By AnnaMarie Houlis
A new research report from Working Mother Research Institute suggests that people with autism, mental health and cognitive disabilities be open about who they are and what they need. As it turns out, being upfront won’t necessarily cost someone their job. In fact, the payoffs are significant for both employees and their employers.
“The work experience — from the application/interview process through onboarding and then to successfully handling a job and being promoted — is very different for people with non-apparent disabilities,” reads the report, titled “Uncovering Hidden Potential: Non-Apparent Disabilities in the Workplace.” “Recruiters, hiring managers, supervisors and co-workers are often prepared when an employee with obvious disabilities is considered or hired. However, when the employee has a non-apparent disability, the visual cues of disability are not obvious and, therefore, the employer may not be sensitive to the need for accommodations. The applicant/employee may choose not to disclose a non-apparent disability for a variety of reasons, and the resulting communications gap can lead to negative perceptions for both the employer and the applicant/employee.”
The report surveyed 1,604 working people with the aforementioned disabilities through an online questionnaire administered by Bonnier Custom Insights. It found that most participants reported multiple disabilities, and employees who disclosed them (53 percent) were more satisfied and engaged at work than those who didn’t disclose them (47 percent).
The main reason employees didn’t disclose their disabilities was because they don’t believe their disabilities interfere with their jobs, so mentioning them isn’t worth it. Because of that, 30 percent were uncomfortable sharing the information, 11 percent didn’t want their employers to know, and another 11 percent said their employer didn’t ask so they didn’t feel it necessary to bring up.
While 87 percent of the people surveyed are at risk of leaving their employer, the report suggests that effective communication between the employee and employer could change the game. While employers seem to be providing better accommodation to employees with disabilities than they once did, increased communication can only help the process. Of those who did disclose their disabilities, 75 percent requested accommodations and 88 percent of those had all or some of their requests approved.
But that’s not all — on top of approving requests, companies may want to consider communicating those approvals company wide.
“Even when an employee discloses a disability to HR or a supervisor, in a culture where people are uncomfortable discussing disabilities, co-workers may erroneously perceive someone getting ‘special treatment’ because the reason for the accommodation is not obvious or apparent,” the report reads. “That too can create a stressful and an unproductive work environment… The unique experience of these employees in the workplace needs to be understood and defined so that employers can create successful employee value propositions and inclusive environments in which they can thrive.”

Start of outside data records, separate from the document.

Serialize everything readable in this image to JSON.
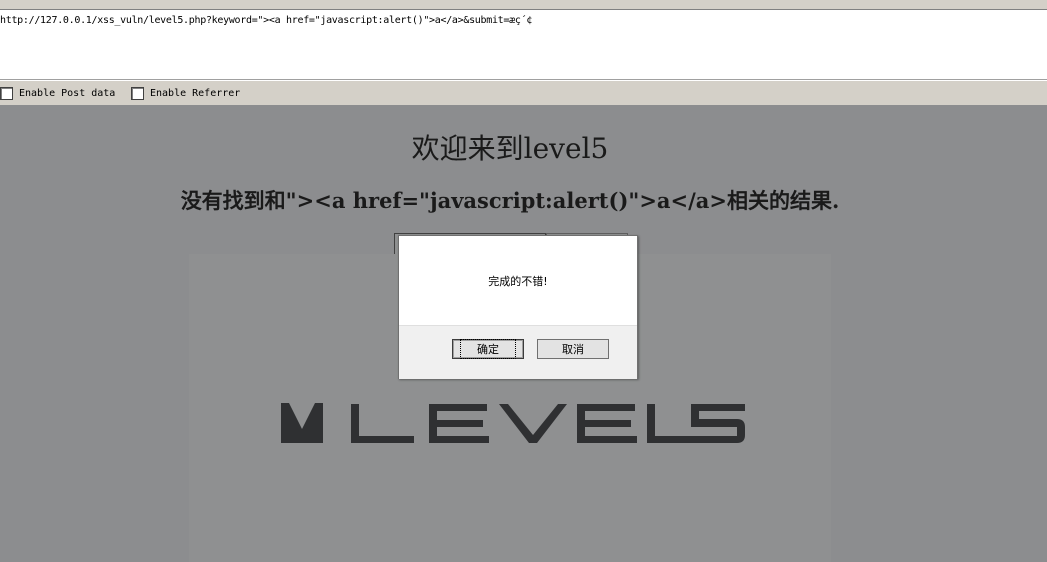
{
  "browser": {
    "url": "http://127.0.0.1/xss_vuln/level5.php?keyword=\"><a href=\"javascript:alert()\">a</a>&submit=æç´¢",
    "options": {
      "post_label": "Enable Post data",
      "referrer_label": "Enable Referrer"
    }
  },
  "page": {
    "title": "欢迎来到level5",
    "result": "没有找到和\"><a href=\"javascript:alert()\">a</a>相关的结果.",
    "logo_text": "LEVEL5"
  },
  "dialog": {
    "message": "完成的不错!",
    "ok_label": "确定",
    "cancel_label": "取消"
  },
  "colors": {
    "overlay": "#8c8d8f",
    "toolbar": "#d4d0c8",
    "logo": "#2f3032"
  }
}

And on top of providing better accommodations so employees with disabilities can thrive, the largest noted influence on overall employee satisfaction was having a role model with disabilities in their organization.
But in order to accommodate employees with disabilities and give them role models, companies need to hire more employees with disabilities — and this hiring process may look different.
Dave Kearon of Autism Speaks noted in the report that some interviewers are revamping their process for candidates with autism, for example.
“Because of the nature of their disability, these candidates have difficulty communicating,” he explains. “These employers were willing to throw [the normal process] out the window and try something new. These alternate assessments allow the employers to hire, for example, better software developers not by conversational interviews but by giving them tasks to perform.”
People with autism offered specific input about the hiring process, as well. Sixty-five percent say they “would have liked the opportunity to show their skills through a different kind of assessment instead of a traditional interview.”
As companies look to acquire and retain talent with all different skills and perspectives and as more companies hire disabled workers, they should think about how their hiring processes and office cultures affect all different types of candidates and employees.
A version of this post previously appeared on Fairygodboss, the largest career community that helps women get the inside scoop on pay, corporate culture, benefits and work flexibility. Founded in 2015, Fairygodboss offers company ratings, job listings, discussion boards and career advice.